As the Government acknowledges, although our decision means the end of the government-debt exception, no one should be penalized or held liable for making robocalls to collect government debt after the effective date of the 2015 government-debt exception and before the entry of final judgment by the District Court on remand in this case, or such date that the lower courts determine is appropriate. See Reply Brief 24. On the other side of the ledger, our decision today does not negate the liability of parties who made robocalls covered by the robocall restriction.
FCC Bureau – ATDS Guidance
On June 25, the Federal Communications Commission’s (“FCC”) Consumer and Government Affairs Bureau issued a Declaratory Ruling on a different aspect of the TCPA quoted above: what is an “automatic telephone dialing system” (“ATDS” or autodialer”)? The question is particularly relevant to text messages because the TCPA’s prohibition only applies if an ATDS is used. The term has been defined in many different ways.
The FCC’s 2015 Order proposed a definition of which devices for making calls qualify as an “ATDS” as equipment that “has the capacity” to “store or produce telephone numbers to be called, using a random or sequential number generator,” and “to dial such numbers.” The FCC determined that the “capacity” of calling equipment “includes its potential functionalities” or “future possibility”—taking into account possible upgrades or modifications—not only its “present ability.” In other words, any telephone that is not a rotary dial phone would qualify as an ATDS. The D.C. Circuit in 2018, however, set aside this broad definition of ATDS as an “unreasonable, and impermissible, interpretation” of the TCPA because such a construction would include all smartphones (their ability to download applications constituted “capacity”). The court found it “untenable” to construe “capacity” to include the “most ubiquitous type of phone equipment known, used countless times each day for routine communications by the vast majority of people in the country.”
Courts are continuing to struggle with this definition, and there is a split among the Circuit Courts of Appeal. The Third, Seventh, and Eleventh Circuits use a definition of ATDS/autodialer that requires the device to have the capacity to generate and dial random or sequential telephone numbers at the time of the call. The Second and Ninth Circuits, however, use a broader definition of an ATDS/autodialer: that the device simply has the capacity to dial stored numbers automatically, regardless of how the numbers are generated.

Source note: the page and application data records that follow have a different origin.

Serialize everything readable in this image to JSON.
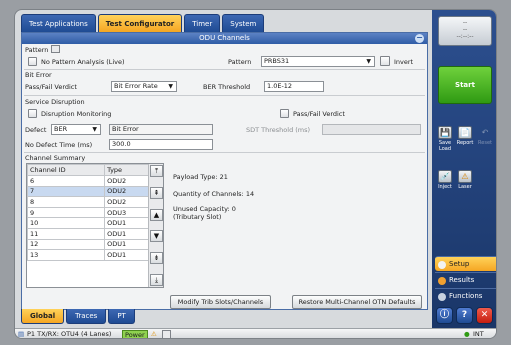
{
  "tabs": [
    "Test Applications",
    "Test Configurator",
    "Timer",
    "System"
  ],
  "active_tab": "Test Configurator",
  "panel_title": "ODU Channels",
  "pattern": {
    "section": "Pattern",
    "no_pattern_label": "No Pattern Analysis (Live)",
    "pattern_label": "Pattern",
    "pattern_value": "PRBS31",
    "invert_label": "Invert"
  },
  "bit_error": {
    "section": "Bit Error",
    "verdict_label": "Pass/Fail Verdict",
    "verdict_value": "Bit Error Rate",
    "threshold_label": "BER Threshold",
    "threshold_value": "1.0E-12"
  },
  "service_disruption": {
    "section": "Service Disruption",
    "monitoring_label": "Disruption Monitoring",
    "verdict_label": "Pass/Fail Verdict",
    "defect_label": "Defect",
    "defect_value": "BER",
    "defect_text": "Bit Error",
    "sdt_label": "SDT Threshold (ms)",
    "sdt_value": "",
    "no_defect_label": "No Defect Time (ms)",
    "no_defect_value": "300.0"
  },
  "channel_summary": {
    "section": "Channel Summary",
    "columns": [
      "Channel ID",
      "Type"
    ],
    "rows": [
      {
        "id": "6",
        "type": "ODU2"
      },
      {
        "id": "7",
        "type": "ODU2"
      },
      {
        "id": "8",
        "type": "ODU2"
      },
      {
        "id": "9",
        "type": "ODU3"
      },
      {
        "id": "10",
        "type": "ODU1"
      },
      {
        "id": "11",
        "type": "ODU1"
      },
      {
        "id": "12",
        "type": "ODU1"
      },
      {
        "id": "13",
        "type": "ODU1"
      }
    ],
    "selected_row": 1,
    "payload_label": "Payload Type:",
    "payload_value": "21",
    "quantity_label": "Quantity of Channels:",
    "quantity_value": "14",
    "unused_label": "Unused Capacity:",
    "unused_value": "0",
    "unused_unit": "(Tributary Slot)",
    "modify_button": "Modify Trib Slots/Channels",
    "restore_button": "Restore Multi-Channel OTN Defaults"
  },
  "bottom_tabs": [
    "Global",
    "Traces",
    "PT"
  ],
  "active_bottom_tab": "Global",
  "side": {
    "display_top": "--",
    "display_mid": "--",
    "display_time": "--:--:--",
    "start_label": "Start",
    "icons": [
      {
        "label": "Save Load",
        "glyph": "💾"
      },
      {
        "label": "Report",
        "glyph": "📄"
      },
      {
        "label": "Reset",
        "glyph": "↶"
      },
      {
        "label": "Inject",
        "glyph": "💉"
      },
      {
        "label": "Laser",
        "glyph": "⚠"
      }
    ],
    "menu": [
      "Setup",
      "Results",
      "Functions"
    ],
    "active_menu": "Setup"
  },
  "status": {
    "port": "P1 TX/RX: OTU4 (4 Lanes)",
    "power": "Power",
    "int": "INT"
  },
  "colors": {
    "accent": "#f5a623",
    "brand": "#2f5ca6",
    "start": "#3faf1e",
    "power": "#8fd14f"
  }
}
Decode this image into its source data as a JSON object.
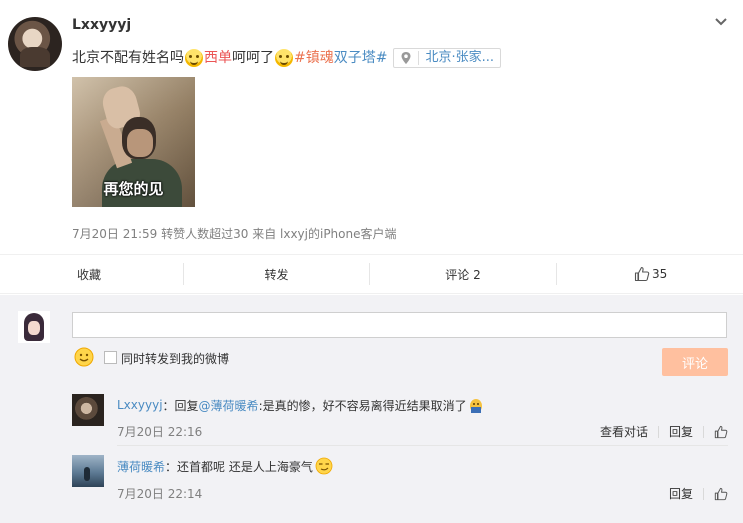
{
  "post": {
    "username": "Lxxyyyj",
    "text_1": "北京不配有姓名吗",
    "text_red": "西单",
    "text_2": "呵呵了",
    "hashtag_1": "#镇魂",
    "hashtag_2": "双子塔#",
    "location": "北京·张家...",
    "photo_caption": "再您的见",
    "meta": "7月20日 21:59 转赞人数超过30 来自 lxxyj的iPhone客户端"
  },
  "actions": {
    "favorite": "收藏",
    "forward": "转发",
    "comment": "评论 2",
    "like": "35"
  },
  "composer": {
    "input_value": "",
    "also_forward_label": "同时转发到我的微博",
    "submit_label": "评论"
  },
  "comments": [
    {
      "user": "Lxxyyyj",
      "reply_prefix": "：回复",
      "mention": "@薄荷暖希",
      "text": ":是真的惨，好不容易离得近结果取消了",
      "time": "7月20日 22:16",
      "view_thread": "查看对话",
      "reply": "回复"
    },
    {
      "user": "薄荷暖希",
      "text": "：还首都呢 还是人上海豪气",
      "time": "7月20日 22:14",
      "reply": "回复"
    }
  ],
  "colors": {
    "link_blue": "#4a8bc2",
    "hashtag_orange": "#eb7350",
    "submit_disabled": "#ffc09f"
  }
}
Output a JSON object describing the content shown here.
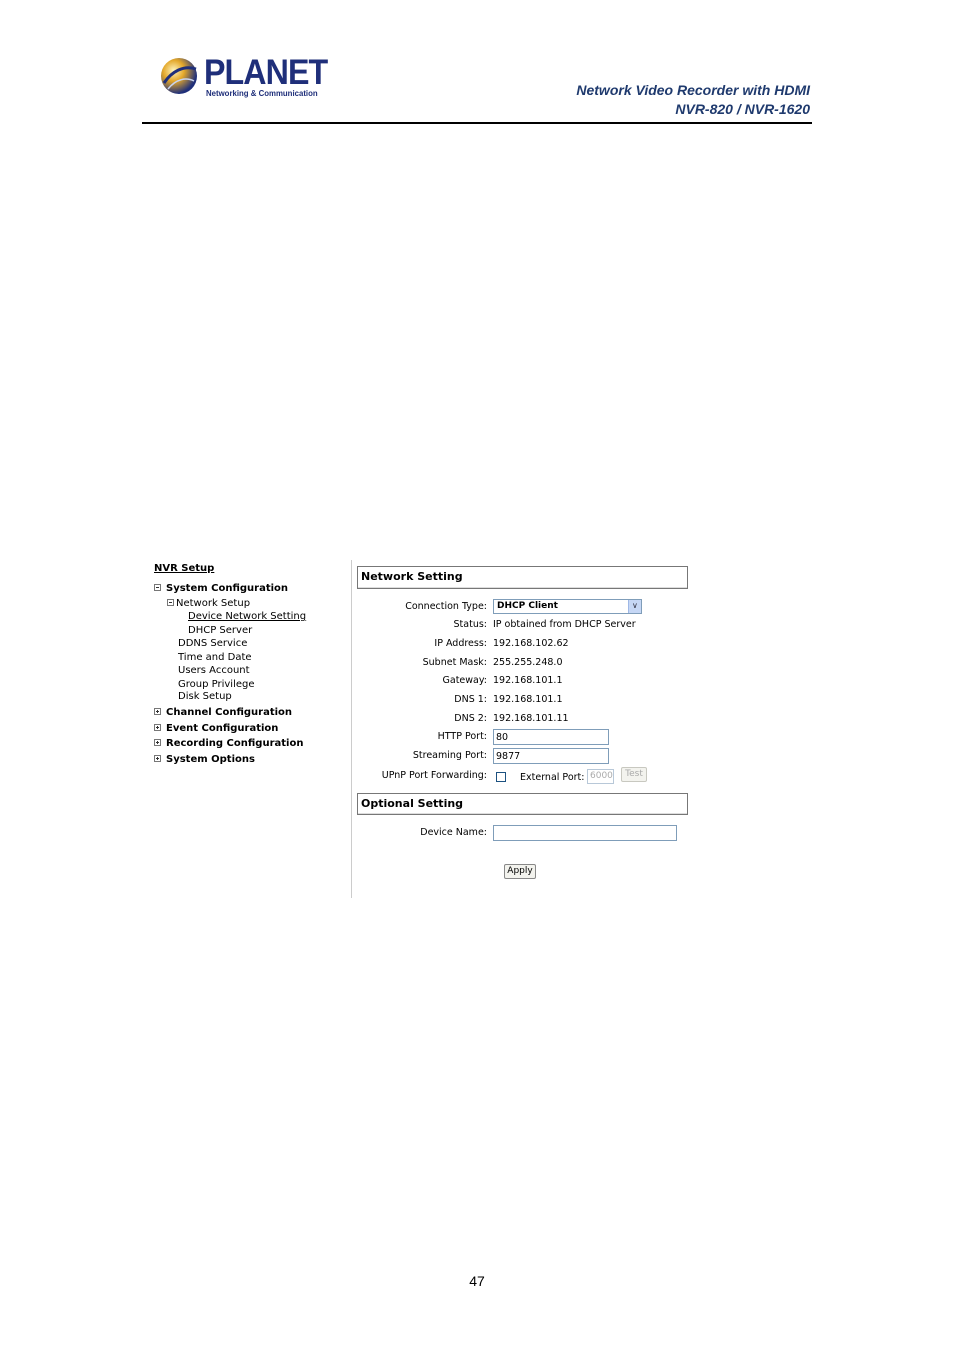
{
  "header": {
    "logo_word": "PLANET",
    "logo_tagline": "Networking & Communication",
    "title_line1": "Network Video Recorder with HDMI",
    "title_line2": "NVR-820 / NVR-1620",
    "brand_color": "#1f2f7a"
  },
  "sidebar": {
    "heading": "NVR Setup",
    "groups": [
      {
        "label": "System Configuration",
        "expanded": true,
        "children": [
          {
            "label": "Network Setup",
            "expanded": true,
            "children": [
              {
                "label": "Device Network Setting",
                "active": true
              },
              {
                "label": "DHCP Server"
              }
            ]
          },
          {
            "label": "DDNS Service"
          },
          {
            "label": "Time and Date"
          },
          {
            "label": "Users Account"
          },
          {
            "label": "Group Privilege"
          },
          {
            "label": "Disk Setup"
          }
        ]
      },
      {
        "label": "Channel Configuration",
        "expanded": false
      },
      {
        "label": "Event Configuration",
        "expanded": false
      },
      {
        "label": "Recording Configuration",
        "expanded": false
      },
      {
        "label": "System Options",
        "expanded": false
      }
    ]
  },
  "network_setting": {
    "title": "Network Setting",
    "connection_type": {
      "label": "Connection Type:",
      "value": "DHCP Client"
    },
    "status": {
      "label": "Status:",
      "value": "IP obtained from DHCP Server"
    },
    "ip_address": {
      "label": "IP Address:",
      "value": "192.168.102.62"
    },
    "subnet_mask": {
      "label": "Subnet Mask:",
      "value": "255.255.248.0"
    },
    "gateway": {
      "label": "Gateway:",
      "value": "192.168.101.1"
    },
    "dns1": {
      "label": "DNS 1:",
      "value": "192.168.101.1"
    },
    "dns2": {
      "label": "DNS 2:",
      "value": "192.168.101.11"
    },
    "http_port": {
      "label": "HTTP Port:",
      "value": "80"
    },
    "streaming_port": {
      "label": "Streaming Port:",
      "value": "9877"
    },
    "upnp": {
      "label": "UPnP Port Forwarding:",
      "checked": false,
      "external_port_label": "External Port:",
      "external_port_value": "6000",
      "test_label": "Test"
    }
  },
  "optional_setting": {
    "title": "Optional Setting",
    "device_name": {
      "label": "Device Name:",
      "value": ""
    },
    "apply_label": "Apply"
  },
  "footer": {
    "page_number": "47"
  }
}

On June 25, the FCC’s Consumer and Government Affairs Bureau offered the following clarification in ¶ 3 of its Declaratory Ruling:
Whether a calling platform or other equipment is used to make calls or send texts to a large volume of telephone numbers is not probative of whether that equipment constitutes an autodialer under the TCPA. Instead, we make clear that if a calling platform is not capable of originating a call or sending a text without a person actively and affirmatively manually dialing each one, that platform is not an autodialer and calls or texts made using it are not subject to the TCPA’s restrictions on calls and texts to wireless phones. We further confirm that, even when a party uses an autodialer to send a message, it may still avoid TCPA liability by obtaining the recipient’s prior express consent.
If that was not clear, the Bureau offered this description in ¶ 12: “If a text platform is not capable of storing or producing numbers to be called using a random or sequential number generator and dialing such numbers automatically but instead requires active and affirmative manual dialing, it is not an autodialer and callers using it are, by definition, not “evading” the TCPA.”
Note that this ruling was issued by a Bureau of the FCC, not the full Commission, and so the full FCC may overrule it.